> WORK TO COMPLETE: Using the listing below, keep only the lines with the word "this" and copy them.

> RECORDS FOR THE TASK:
»»
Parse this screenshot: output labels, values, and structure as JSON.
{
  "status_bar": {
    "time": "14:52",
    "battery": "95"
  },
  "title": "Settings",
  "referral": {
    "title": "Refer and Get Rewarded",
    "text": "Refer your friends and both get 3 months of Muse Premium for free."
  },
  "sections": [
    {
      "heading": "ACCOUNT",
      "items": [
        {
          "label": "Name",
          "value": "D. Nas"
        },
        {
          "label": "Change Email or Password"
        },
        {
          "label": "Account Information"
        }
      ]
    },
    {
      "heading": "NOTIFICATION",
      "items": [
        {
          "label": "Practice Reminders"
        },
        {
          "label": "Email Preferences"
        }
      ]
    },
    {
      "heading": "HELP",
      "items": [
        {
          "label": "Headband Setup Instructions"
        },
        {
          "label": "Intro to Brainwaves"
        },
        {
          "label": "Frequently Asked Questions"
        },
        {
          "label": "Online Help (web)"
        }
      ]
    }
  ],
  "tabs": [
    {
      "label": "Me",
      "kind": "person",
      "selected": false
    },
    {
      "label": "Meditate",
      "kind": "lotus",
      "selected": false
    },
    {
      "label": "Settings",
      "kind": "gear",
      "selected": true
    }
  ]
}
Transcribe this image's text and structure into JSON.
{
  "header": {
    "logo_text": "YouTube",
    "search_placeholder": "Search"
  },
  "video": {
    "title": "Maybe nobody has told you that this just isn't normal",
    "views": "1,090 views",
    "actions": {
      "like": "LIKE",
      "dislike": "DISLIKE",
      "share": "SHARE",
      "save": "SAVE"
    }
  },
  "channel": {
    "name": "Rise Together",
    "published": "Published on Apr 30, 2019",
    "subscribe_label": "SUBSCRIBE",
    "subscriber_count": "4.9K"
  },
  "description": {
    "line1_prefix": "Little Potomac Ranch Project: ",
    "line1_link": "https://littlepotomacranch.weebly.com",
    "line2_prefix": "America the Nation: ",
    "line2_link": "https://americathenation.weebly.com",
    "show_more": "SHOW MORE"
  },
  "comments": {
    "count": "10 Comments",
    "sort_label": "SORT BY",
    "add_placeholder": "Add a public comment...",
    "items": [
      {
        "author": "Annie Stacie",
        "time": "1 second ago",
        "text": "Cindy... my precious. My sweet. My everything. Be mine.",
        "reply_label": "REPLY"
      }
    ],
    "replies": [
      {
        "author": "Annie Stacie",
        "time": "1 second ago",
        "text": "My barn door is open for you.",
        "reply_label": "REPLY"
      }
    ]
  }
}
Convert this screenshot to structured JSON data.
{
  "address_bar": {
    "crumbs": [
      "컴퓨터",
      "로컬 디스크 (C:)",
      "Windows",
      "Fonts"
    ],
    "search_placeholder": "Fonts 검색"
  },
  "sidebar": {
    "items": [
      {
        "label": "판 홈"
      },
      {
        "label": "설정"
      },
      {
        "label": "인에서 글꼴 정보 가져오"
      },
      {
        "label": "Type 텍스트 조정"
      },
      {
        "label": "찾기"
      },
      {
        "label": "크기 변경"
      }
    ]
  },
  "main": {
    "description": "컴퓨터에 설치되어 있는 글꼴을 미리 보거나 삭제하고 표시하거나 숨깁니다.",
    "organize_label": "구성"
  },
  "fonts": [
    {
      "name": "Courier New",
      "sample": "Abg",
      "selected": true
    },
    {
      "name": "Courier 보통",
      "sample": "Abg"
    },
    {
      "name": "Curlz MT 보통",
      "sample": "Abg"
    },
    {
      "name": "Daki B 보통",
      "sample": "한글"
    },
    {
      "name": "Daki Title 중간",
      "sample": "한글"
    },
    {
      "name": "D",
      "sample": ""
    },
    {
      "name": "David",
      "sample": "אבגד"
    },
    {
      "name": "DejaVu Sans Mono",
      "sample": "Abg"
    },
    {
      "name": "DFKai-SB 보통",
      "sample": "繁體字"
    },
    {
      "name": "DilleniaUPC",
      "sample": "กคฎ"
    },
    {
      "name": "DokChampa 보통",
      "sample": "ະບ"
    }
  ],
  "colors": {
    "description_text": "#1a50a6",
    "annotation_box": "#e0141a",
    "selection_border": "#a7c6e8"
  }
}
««
> SOLUTION TO THE PROBLEM:
Parse this screenshot: output labels, values, and structure as JSON.
Transcribe this image's text and structure into JSON.
    "title": "Maybe nobody has told you that this just isn't normal",
Convert this screenshot to structured JSON data.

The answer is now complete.